# Record excerpts:
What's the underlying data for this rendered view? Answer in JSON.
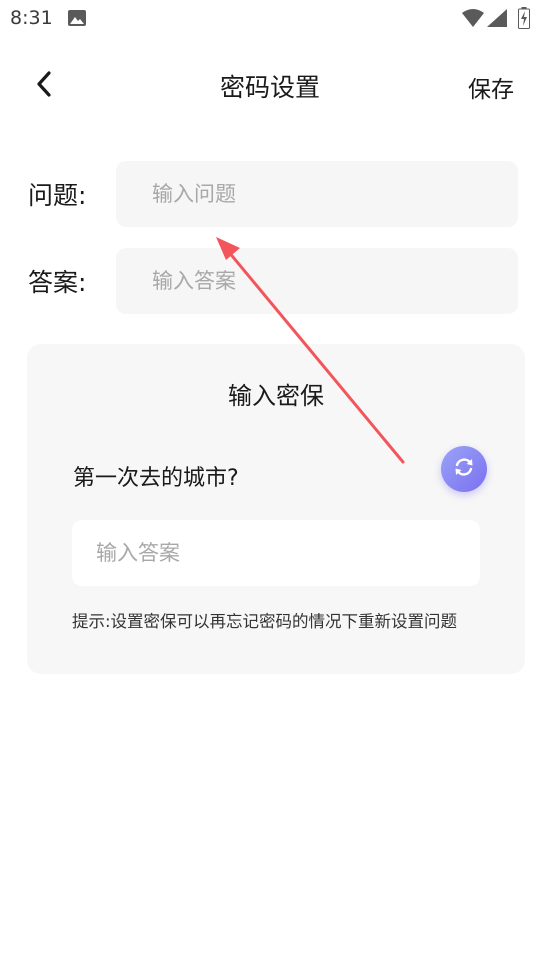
{
  "status_bar": {
    "time": "8:31",
    "icons": [
      "photo-icon",
      "wifi-icon",
      "signal-icon",
      "battery-charging-icon"
    ]
  },
  "header": {
    "back_icon": "chevron-left-icon",
    "title": "密码设置",
    "save_label": "保存"
  },
  "form": {
    "question_label": "问题:",
    "question_placeholder": "输入问题",
    "answer_label": "答案:",
    "answer_placeholder": "输入答案"
  },
  "security_card": {
    "title": "输入密保",
    "question": "第一次去的城市?",
    "refresh_icon": "refresh-icon",
    "answer_placeholder": "输入答案",
    "hint": "提示:设置密保可以再忘记密码的情况下重新设置问题"
  },
  "colors": {
    "accent_gradient_start": "#9aa4f7",
    "accent_gradient_end": "#7b6ff0",
    "annotation_arrow": "#f2555a",
    "input_bg": "#f6f6f6",
    "card_bg": "#f7f7f7"
  }
}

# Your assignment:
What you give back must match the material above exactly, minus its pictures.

# Your solution:
What's the underlying data for this rendered view? Answer in JSON.
{
  "status_bar": {
    "time": "8:31",
    "icons": [
      "photo-icon",
      "wifi-icon",
      "signal-icon",
      "battery-charging-icon"
    ]
  },
  "header": {
    "back_icon": "chevron-left-icon",
    "title": "密码设置",
    "save_label": "保存"
  },
  "form": {
    "question_label": "问题:",
    "question_placeholder": "输入问题",
    "answer_label": "答案:",
    "answer_placeholder": "输入答案"
  },
  "security_card": {
    "title": "输入密保",
    "question": "第一次去的城市?",
    "refresh_icon": "refresh-icon",
    "answer_placeholder": "输入答案",
    "hint": "提示:设置密保可以再忘记密码的情况下重新设置问题"
  },
  "colors": {
    "accent_gradient_start": "#9aa4f7",
    "accent_gradient_end": "#7b6ff0",
    "annotation_arrow": "#f2555a",
    "input_bg": "#f6f6f6",
    "card_bg": "#f7f7f7"
  }
}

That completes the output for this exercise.